Caring for the Community
Written by: Jenny Kirsch
*sorry for the delay in blogging about our Dnep experience on Friday the 24th....the cold bug paid me a friendly and long visit!
So we woke up to our second day in Dnepropetrovsk feeling much more rested than the day before! After breakfast we split up into two groups-one group went to Beit Baruch-an assisted living facility and the other group went to the Education Resource Center. I was in the first group with Matthew, Rise, and Yan (our guide). When we arrived at Beit Baruch we were met by two residents and three staff members. They first showed us their winter garden room, which hosted a wedding on Wednesday night (not one of the residents though!). We sat and talked with them for a bit and the two residents kept saying how great their friends are in Boston. Beit Baruch opened in January 2002 and currently has 52 people living there. It doesn't cost the residents anything to live there-which is drastically different than in the US!!! And you won't believe their facilities! The garden room had a waterfall....yes a waterfall! I would live there! :) They have tons of classes for the residents, including arts and crafts, choir, sewing, Torah group, Yiddish group, English group, etc. They have an exercise room and a fitness room. Beit Baruch is the only place of its kind in the Ukraine and in fact people from different parts of the country come to Dnepropetrovsk to check it out. It was not only great to get a tour of the place, but it was nice to be able to to sit with two of the residents and hear their stories. The man, I can't remember his name (sorry!), is 85 years-old and the President of Residents Committee. He was proudly wearing a Lion of Judah pin and told us "the wives of the wealthy Americans came here and one of them gave me this pin." He was actually in a ghetto with his mom during the WWII but somehow escaped. When the Soviets liberated the area he was on a train that was subsequently bombed and all his documents were lost. He was imprisoned and given a sentence as if he was caught running away from a ghetto. While in jail he caught many fatal illnesses but somehow survived. He was jailed for 5 years. He came to Beit Baruch after his wife died. He said, "I won't believe that I could be living in such a place because residents can prolong life and become younger" What keeps him younger you ask? Well he has a 68 year-old girl friend and that doesn't stop him from chasing other women! :) The woman we met, Eita, is 90 years-old. When she was young she went to Jewish school and learned Yiddish. She actually teaches Yiddish at Beit Baruch and sings Yiddish songs (she organized the choir there!). As she was telling her story, it was interesting to hear that her documents were also lost on a train. I guess it was common, but can you imagine losing all forms of identification? How do you prove that you are you? Anyways, Eita also came to Beit Baruch about 10 years ago. The two residents were really cute....they waited for us to return after our tour to continue their stories-you know how old people love to tell their stories. :)
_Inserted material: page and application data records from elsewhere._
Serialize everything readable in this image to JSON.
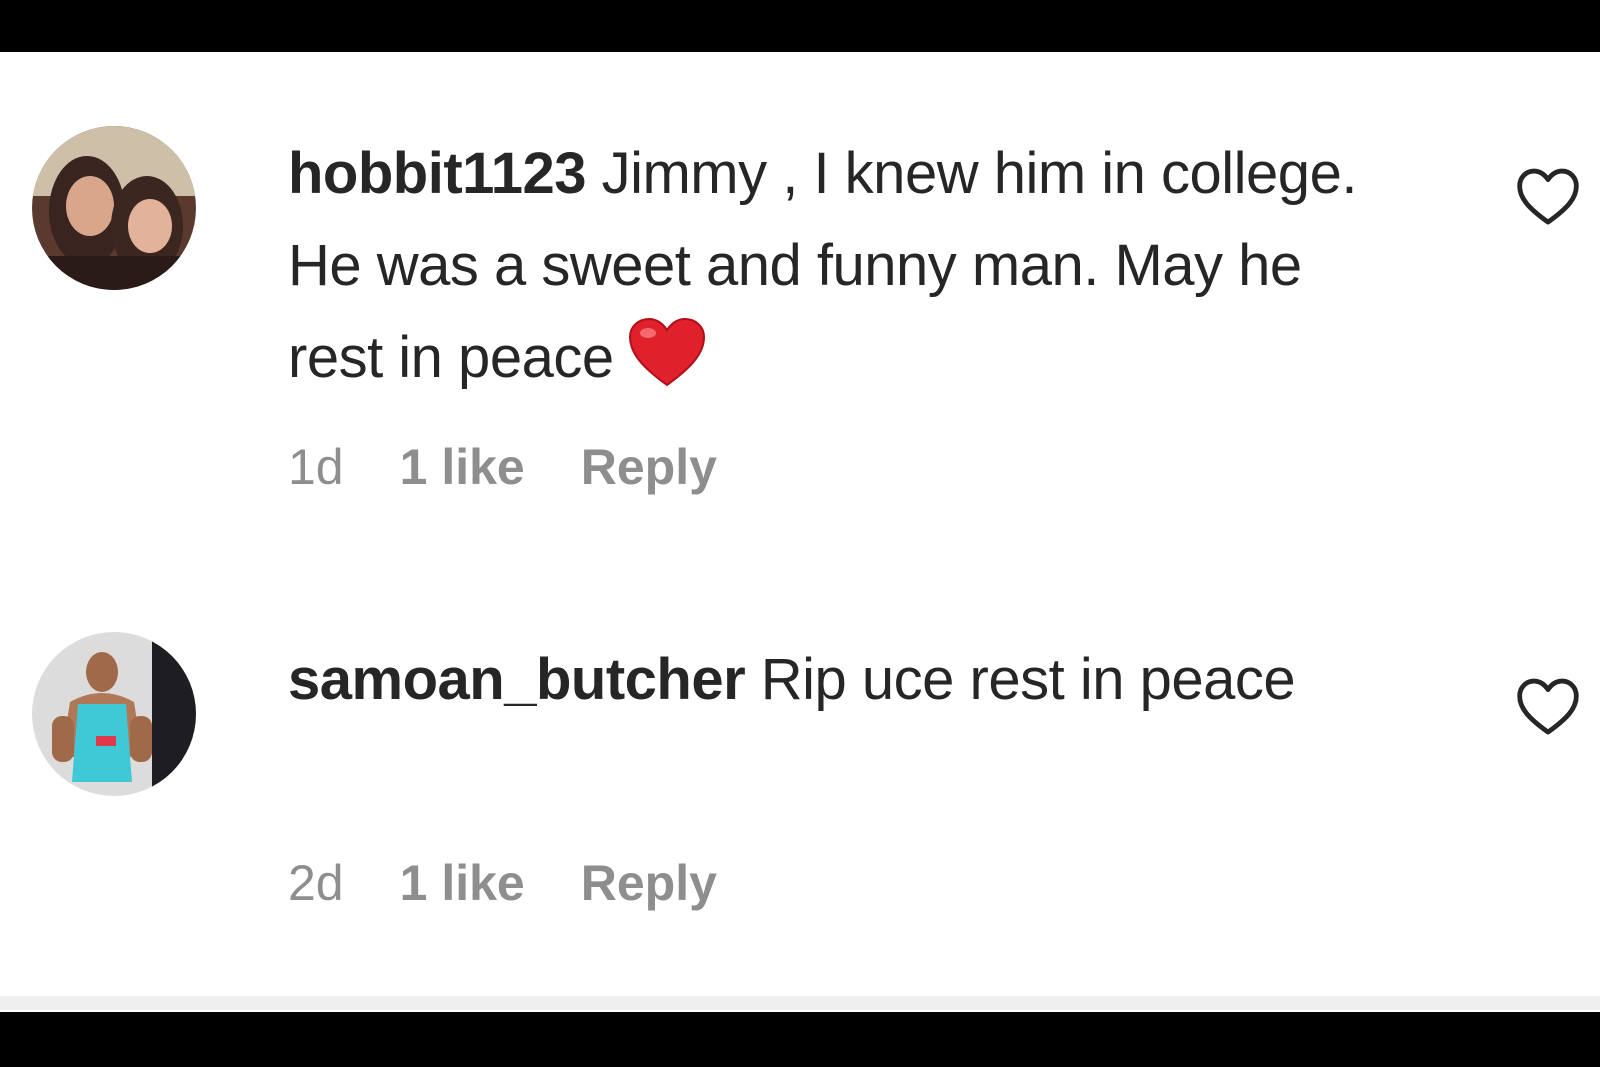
{
  "comments": [
    {
      "username": "hobbit1123",
      "text": " Jimmy , I knew him in college. He was a sweet and funny man. May he rest in peace",
      "emoji": "red-heart",
      "time": "1d",
      "likes": "1 like",
      "reply_label": "Reply"
    },
    {
      "username": "samoan_butcher",
      "text": " Rip uce rest in peace",
      "time": "2d",
      "likes": "1 like",
      "reply_label": "Reply"
    }
  ],
  "icons": {
    "like": "heart-outline-icon",
    "emoji": "red-heart-emoji"
  },
  "colors": {
    "text": "#262626",
    "meta": "#8e8e8e",
    "emoji_heart": "#e0202a",
    "background": "#ffffff",
    "frame": "#000000"
  }
}
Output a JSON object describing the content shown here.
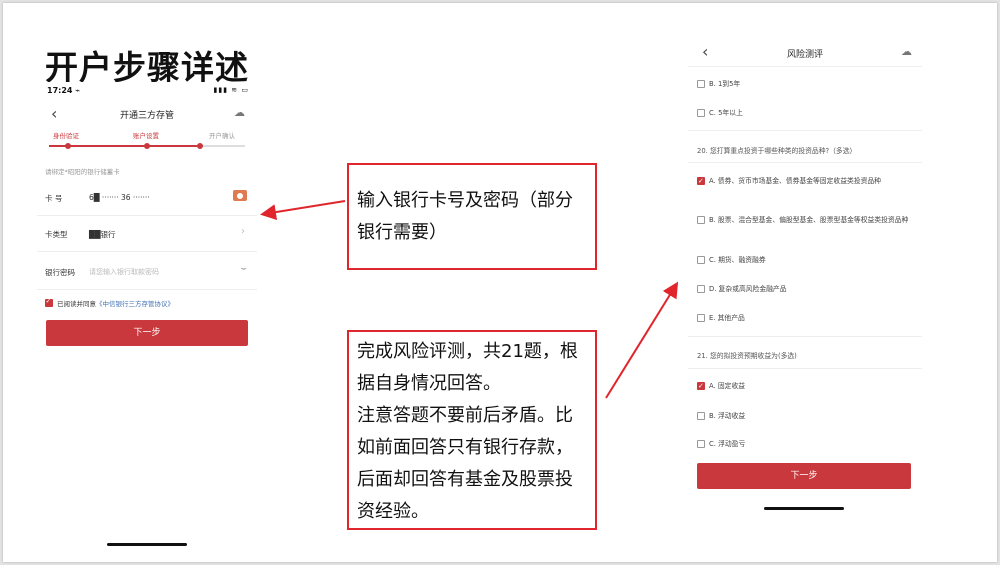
{
  "slide": {
    "title": "开户步骤详述"
  },
  "left_phone": {
    "status_time": "17:24 ⌁",
    "status_icons": "▮▮▮ ≋ ▭",
    "nav_back": "‹",
    "title": "开通三方存管",
    "nav_right_icon": "☁",
    "steps": [
      "身份验证",
      "账户设置",
      "开户确认"
    ],
    "hint": "请绑定*昭阳的银行储蓄卡",
    "card_label": "卡  号",
    "card_value": "6█ ·······  36 ·······",
    "card_type_label": "卡类型",
    "card_type_value": "██银行",
    "password_label": "银行密码",
    "password_placeholder": "请您输入银行取款密码",
    "agree_text": "已阅读并同意",
    "agree_link": "《中信银行三方存管协议》",
    "next_button": "下一步"
  },
  "notes": {
    "top": "输入银行卡号及密码（部分银行需要）",
    "bottom_lines": [
      "完成风险评测，共21题，根",
      "据自身情况回答。",
      "注意答题不要前后矛盾。比",
      "如前面回答只有银行存款，",
      "后面却回答有基金及股票投",
      "资经验。"
    ]
  },
  "right_phone": {
    "nav_back": "‹",
    "title": "风险测评",
    "nav_right_icon": "☁",
    "q19_options": [
      {
        "label": "B. 1到5年",
        "checked": false
      },
      {
        "label": "C. 5年以上",
        "checked": false
      }
    ],
    "q20": "20. 您打算重点投资于哪些种类的投资品种?（多选）",
    "q20_options": [
      {
        "label": "A. 债券、货币市场基金、债券基金等固定收益类投资品种",
        "checked": true
      },
      {
        "label": "B. 股票、混合型基金、偏股型基金、股票型基金等权益类投资品种",
        "checked": false
      },
      {
        "label": "C. 期货、融资融券",
        "checked": false
      },
      {
        "label": "D. 复杂或高风险金融产品",
        "checked": false
      },
      {
        "label": "E. 其他产品",
        "checked": false
      }
    ],
    "q21": "21. 您的拟投资预期收益为(多选)",
    "q21_options": [
      {
        "label": "A. 固定收益",
        "checked": true
      },
      {
        "label": "B. 浮动收益",
        "checked": false
      },
      {
        "label": "C. 浮动盈亏",
        "checked": false
      }
    ],
    "next_button": "下一步"
  },
  "colors": {
    "accent": "#c9383c",
    "annotation": "#e0262c",
    "link": "#3f6fb5"
  }
}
Well after Beit Baruch, the four of us got a treat. If you think I mean an amazing experience, then yes you are right, and if you think I mean food, you are also right! Our next stop was the Warm House. The Warm House is a program that is run by the Action for Post-Soviet Jewry which is in Boston. It is a program that offers lunch within the community once a month for residents to get together. There were about 8 people there plus the host. And let me tell you, the food never stopped! And the vodka....they loved their toasts! One women read a poem that she wrote about the Warm House. And yeah, you guessed it, I was crying! She was saying how no matter the weather outside it is always warm inside and how the Warm House gives them motivation to get up and out of the house. But again it was great hearing people's individual stories. What I found most interesting was when this one women asked us why the women's group was cancelled. It seems that there was some kind of women's group through the Israeli cultural center but it no longer exists. Apparently there is a women's group through the synagogue, but they don't like it because it is more religious (not social). This was the first, and only time, that I felt that someone was questioning the "religious" aspect of Chabad's control in Dnep.
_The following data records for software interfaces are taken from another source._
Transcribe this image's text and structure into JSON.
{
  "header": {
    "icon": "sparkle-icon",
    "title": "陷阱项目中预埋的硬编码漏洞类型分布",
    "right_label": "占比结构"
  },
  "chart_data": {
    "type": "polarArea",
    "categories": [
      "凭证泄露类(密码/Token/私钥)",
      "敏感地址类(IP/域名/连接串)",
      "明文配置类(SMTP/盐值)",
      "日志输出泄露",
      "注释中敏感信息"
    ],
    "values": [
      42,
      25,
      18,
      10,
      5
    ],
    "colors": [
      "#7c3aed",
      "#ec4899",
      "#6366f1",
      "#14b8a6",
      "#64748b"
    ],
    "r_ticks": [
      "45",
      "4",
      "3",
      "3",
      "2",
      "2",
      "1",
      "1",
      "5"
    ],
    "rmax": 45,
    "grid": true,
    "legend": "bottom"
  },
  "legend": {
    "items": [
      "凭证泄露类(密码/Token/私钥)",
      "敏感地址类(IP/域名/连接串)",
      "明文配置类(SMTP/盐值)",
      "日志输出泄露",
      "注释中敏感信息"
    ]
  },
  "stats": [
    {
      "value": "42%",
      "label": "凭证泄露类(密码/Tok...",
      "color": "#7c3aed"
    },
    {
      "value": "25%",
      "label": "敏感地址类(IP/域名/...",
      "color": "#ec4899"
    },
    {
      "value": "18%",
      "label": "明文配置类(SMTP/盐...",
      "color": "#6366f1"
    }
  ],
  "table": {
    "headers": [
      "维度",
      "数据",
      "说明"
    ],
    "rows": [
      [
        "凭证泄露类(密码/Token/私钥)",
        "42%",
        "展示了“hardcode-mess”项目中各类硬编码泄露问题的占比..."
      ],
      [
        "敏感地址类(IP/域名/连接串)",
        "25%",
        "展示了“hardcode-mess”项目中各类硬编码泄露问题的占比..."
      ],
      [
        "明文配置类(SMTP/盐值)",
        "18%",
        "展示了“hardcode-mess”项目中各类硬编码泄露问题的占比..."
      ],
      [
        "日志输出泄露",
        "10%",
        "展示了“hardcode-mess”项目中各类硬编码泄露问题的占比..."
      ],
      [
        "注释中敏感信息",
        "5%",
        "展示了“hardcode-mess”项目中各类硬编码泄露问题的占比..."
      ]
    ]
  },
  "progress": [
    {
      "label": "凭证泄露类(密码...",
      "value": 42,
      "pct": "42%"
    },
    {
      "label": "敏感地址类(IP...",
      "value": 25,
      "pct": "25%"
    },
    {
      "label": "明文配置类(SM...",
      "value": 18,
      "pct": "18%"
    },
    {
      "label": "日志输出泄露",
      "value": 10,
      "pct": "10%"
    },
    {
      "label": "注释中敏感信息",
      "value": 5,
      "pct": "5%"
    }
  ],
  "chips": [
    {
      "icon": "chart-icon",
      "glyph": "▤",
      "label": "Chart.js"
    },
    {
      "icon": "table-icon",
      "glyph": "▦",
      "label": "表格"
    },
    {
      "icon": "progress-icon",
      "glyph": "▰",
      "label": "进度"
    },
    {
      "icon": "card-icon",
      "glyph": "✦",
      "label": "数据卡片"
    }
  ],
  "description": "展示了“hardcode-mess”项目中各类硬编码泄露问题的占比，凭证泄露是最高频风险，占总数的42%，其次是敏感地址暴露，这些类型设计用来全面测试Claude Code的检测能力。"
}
** The group split into 2, so there is more to come on the Education Resource Center and our second experience at a mass grave memorial, so stay tuned!**
So then it was Shabbos and you know what that means...Shabbos dinner! Yes we all went to the Rabbi's house for dinner and again the food never stopped. There were tons of people at the dinner, including newlyweds, an engaged couple, board members, wine producer, a sofer (scribe), and a top fashion designer... Needless to say there were tons of l'chayim's. One of which from our very own Matthew, or should I say Matisyahu. Yes the Rabbi liked to refer to him as that. :) Matthew not only gave a l'chayim and danced, but he also got the honor of reading the seventh blessing of the sheva brachot! Yeah he represented!